▼

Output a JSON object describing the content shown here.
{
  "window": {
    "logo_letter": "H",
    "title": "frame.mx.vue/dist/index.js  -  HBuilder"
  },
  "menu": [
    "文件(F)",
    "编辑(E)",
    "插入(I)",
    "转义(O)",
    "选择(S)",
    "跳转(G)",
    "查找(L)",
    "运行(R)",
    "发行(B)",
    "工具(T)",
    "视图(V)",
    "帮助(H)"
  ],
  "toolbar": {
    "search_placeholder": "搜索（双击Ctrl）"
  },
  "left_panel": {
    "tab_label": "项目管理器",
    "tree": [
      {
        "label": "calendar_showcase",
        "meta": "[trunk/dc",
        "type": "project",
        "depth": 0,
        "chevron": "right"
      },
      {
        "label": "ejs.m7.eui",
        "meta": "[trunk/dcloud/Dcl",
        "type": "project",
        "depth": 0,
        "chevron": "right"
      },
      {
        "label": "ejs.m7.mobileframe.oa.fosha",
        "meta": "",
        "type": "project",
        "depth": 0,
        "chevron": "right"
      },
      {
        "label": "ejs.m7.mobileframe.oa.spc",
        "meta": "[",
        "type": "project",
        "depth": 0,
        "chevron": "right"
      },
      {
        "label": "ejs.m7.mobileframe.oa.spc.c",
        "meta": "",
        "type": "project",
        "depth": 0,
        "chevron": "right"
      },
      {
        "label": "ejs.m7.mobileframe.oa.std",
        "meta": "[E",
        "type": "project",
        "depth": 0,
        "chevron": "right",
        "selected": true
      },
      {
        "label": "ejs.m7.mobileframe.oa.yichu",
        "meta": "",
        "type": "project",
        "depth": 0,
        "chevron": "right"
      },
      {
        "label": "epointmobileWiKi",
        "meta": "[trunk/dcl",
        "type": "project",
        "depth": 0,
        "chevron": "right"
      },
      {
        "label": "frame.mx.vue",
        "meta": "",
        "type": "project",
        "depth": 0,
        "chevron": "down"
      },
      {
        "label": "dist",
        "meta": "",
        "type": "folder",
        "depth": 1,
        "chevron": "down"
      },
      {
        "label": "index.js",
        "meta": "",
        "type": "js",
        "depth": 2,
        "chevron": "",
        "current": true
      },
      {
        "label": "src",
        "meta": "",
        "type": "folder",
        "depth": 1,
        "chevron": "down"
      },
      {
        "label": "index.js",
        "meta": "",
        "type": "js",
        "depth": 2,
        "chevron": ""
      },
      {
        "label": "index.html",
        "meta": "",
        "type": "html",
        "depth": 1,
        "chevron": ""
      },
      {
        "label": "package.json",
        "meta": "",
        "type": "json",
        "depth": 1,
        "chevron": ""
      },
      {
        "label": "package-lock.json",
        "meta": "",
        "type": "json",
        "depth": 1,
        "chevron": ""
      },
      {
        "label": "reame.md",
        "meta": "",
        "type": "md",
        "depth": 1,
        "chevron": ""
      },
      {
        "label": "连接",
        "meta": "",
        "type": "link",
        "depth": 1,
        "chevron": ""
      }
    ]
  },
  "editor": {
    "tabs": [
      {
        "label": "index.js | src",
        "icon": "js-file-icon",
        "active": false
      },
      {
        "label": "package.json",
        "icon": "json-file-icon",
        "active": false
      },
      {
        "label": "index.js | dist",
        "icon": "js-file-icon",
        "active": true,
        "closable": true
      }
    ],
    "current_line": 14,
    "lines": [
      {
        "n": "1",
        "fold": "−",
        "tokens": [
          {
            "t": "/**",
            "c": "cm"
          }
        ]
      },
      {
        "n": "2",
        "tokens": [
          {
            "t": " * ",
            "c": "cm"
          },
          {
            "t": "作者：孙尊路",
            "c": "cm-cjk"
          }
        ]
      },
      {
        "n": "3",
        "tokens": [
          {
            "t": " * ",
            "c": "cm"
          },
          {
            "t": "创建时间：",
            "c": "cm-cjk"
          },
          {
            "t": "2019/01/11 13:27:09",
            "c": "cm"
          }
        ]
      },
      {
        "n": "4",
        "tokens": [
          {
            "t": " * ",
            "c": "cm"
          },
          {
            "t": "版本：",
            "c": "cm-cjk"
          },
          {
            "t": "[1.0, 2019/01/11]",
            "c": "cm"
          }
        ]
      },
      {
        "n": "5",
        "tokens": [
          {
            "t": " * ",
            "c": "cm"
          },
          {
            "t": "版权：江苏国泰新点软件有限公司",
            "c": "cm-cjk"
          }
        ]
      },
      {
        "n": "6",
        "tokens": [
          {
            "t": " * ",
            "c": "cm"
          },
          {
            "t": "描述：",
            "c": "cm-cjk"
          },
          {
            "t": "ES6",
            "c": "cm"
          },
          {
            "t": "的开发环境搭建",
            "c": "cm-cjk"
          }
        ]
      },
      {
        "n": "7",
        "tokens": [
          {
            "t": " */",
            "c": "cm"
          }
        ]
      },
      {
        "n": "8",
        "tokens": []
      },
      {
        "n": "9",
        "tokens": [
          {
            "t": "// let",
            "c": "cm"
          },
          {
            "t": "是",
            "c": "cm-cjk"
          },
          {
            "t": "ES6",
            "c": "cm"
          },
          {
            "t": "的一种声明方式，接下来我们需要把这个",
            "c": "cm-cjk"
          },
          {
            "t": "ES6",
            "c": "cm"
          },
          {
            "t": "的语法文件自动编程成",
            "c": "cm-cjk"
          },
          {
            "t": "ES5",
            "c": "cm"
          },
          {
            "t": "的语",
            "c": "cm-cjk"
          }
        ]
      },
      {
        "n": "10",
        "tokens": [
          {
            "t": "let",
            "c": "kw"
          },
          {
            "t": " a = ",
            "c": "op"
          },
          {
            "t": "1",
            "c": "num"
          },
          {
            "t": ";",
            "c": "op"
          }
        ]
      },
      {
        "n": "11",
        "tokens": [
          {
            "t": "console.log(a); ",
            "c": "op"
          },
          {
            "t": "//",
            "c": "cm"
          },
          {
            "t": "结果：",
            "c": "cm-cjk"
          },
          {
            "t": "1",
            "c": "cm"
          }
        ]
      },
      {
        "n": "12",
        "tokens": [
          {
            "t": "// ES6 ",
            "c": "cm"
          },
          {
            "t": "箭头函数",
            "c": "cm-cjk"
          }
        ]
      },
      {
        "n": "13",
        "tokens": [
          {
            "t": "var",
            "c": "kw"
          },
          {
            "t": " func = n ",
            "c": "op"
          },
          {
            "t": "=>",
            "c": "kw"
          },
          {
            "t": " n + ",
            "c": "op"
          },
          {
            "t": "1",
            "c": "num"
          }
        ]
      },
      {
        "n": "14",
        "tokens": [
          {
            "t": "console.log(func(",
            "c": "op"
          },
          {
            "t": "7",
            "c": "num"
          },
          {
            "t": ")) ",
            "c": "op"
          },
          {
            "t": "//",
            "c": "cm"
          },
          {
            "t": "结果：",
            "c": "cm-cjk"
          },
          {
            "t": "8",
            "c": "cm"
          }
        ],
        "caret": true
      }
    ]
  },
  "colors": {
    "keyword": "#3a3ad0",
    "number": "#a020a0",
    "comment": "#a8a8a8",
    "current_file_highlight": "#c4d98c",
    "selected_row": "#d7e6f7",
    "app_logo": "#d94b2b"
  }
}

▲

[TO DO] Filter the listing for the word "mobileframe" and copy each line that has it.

[RESULT OF THE EXERCISE]
        "label": "ejs.m7.mobileframe.oa.fosha",
        "label": "ejs.m7.mobileframe.oa.spc",
        "label": "ejs.m7.mobileframe.oa.spc.c",
        "label": "ejs.m7.mobileframe.oa.std",
        "label": "ejs.m7.mobileframe.oa.yichu",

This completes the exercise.